(Data items)
------------------------

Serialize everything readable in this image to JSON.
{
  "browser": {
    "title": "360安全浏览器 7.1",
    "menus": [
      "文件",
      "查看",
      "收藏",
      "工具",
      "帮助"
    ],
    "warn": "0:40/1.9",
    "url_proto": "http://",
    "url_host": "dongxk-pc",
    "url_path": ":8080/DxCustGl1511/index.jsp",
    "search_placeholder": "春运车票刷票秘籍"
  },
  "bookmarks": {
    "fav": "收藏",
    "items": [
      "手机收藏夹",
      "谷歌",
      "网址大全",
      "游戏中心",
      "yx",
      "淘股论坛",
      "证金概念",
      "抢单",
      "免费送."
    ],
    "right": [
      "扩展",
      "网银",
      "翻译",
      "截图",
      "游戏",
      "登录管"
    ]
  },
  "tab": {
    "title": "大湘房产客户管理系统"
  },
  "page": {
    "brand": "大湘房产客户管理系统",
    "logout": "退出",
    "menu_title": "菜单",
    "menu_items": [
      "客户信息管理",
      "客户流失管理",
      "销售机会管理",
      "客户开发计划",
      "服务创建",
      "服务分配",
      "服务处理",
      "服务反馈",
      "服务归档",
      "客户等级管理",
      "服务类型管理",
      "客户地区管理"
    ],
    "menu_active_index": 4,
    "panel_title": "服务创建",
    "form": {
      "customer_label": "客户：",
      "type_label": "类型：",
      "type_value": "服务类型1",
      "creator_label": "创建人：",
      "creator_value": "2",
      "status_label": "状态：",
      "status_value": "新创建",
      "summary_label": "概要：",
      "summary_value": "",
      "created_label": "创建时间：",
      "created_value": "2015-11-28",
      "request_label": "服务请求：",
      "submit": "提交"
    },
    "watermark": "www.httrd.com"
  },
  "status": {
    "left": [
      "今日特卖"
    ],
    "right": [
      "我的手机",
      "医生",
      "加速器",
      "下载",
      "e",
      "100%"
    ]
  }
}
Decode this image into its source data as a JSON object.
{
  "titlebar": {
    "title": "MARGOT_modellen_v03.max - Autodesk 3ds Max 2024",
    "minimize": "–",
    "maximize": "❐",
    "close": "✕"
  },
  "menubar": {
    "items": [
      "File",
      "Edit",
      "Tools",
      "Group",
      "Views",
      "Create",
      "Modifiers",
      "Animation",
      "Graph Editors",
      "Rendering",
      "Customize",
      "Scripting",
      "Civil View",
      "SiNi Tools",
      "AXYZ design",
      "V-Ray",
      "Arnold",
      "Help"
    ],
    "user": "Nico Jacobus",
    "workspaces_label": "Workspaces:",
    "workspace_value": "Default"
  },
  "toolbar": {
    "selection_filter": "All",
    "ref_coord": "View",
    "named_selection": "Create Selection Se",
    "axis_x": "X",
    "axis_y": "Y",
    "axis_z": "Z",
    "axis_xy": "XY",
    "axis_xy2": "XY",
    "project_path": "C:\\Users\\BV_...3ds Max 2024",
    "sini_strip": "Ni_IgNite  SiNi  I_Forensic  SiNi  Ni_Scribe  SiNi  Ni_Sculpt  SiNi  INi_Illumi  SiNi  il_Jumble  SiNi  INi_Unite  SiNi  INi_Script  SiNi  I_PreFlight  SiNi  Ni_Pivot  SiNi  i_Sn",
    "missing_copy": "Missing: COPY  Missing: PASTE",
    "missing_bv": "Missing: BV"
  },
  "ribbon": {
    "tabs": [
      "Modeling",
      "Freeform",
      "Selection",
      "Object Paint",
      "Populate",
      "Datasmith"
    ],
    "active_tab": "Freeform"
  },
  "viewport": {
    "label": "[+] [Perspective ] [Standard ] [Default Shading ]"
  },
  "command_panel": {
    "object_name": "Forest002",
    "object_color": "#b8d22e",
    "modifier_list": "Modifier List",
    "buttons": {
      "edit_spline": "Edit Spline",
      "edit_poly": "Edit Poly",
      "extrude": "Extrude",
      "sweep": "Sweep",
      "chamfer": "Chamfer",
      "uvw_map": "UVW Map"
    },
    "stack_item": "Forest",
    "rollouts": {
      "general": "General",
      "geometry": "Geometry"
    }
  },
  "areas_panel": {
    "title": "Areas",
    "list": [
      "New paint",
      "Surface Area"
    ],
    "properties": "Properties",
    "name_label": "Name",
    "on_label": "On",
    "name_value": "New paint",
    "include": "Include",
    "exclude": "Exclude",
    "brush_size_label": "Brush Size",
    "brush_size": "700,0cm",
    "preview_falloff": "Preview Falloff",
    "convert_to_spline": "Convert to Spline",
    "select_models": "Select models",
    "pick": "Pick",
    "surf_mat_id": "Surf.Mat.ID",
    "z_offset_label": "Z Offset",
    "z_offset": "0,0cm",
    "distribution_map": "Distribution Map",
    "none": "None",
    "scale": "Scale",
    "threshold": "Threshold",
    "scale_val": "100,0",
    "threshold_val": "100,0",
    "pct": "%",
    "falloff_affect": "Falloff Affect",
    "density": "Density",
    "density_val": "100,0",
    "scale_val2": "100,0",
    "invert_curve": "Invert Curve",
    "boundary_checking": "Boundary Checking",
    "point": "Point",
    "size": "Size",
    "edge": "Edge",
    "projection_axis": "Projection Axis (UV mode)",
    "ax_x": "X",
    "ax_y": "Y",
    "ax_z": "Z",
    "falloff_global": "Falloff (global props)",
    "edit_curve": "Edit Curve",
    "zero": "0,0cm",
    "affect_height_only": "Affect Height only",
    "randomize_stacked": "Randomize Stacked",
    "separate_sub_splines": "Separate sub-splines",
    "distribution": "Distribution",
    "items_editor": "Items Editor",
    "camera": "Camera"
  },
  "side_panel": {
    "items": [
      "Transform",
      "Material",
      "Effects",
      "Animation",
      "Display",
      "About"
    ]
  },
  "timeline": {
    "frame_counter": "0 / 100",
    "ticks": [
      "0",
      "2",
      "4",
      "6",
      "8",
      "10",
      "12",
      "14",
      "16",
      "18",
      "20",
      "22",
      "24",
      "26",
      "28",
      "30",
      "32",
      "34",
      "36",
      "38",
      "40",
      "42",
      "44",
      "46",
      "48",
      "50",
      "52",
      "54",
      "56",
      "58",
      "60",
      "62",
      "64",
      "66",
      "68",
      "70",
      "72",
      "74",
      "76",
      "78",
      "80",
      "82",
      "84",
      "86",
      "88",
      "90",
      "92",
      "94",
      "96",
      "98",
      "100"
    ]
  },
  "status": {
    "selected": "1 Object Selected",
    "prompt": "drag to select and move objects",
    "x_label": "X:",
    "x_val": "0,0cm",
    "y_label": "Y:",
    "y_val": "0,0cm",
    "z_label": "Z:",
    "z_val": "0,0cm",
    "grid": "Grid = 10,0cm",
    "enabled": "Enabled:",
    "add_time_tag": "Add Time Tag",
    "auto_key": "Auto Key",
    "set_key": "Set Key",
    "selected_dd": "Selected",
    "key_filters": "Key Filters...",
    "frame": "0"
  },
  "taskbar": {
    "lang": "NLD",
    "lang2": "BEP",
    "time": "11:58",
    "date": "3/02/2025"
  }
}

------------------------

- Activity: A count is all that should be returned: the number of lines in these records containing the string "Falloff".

- Exercise solution: 3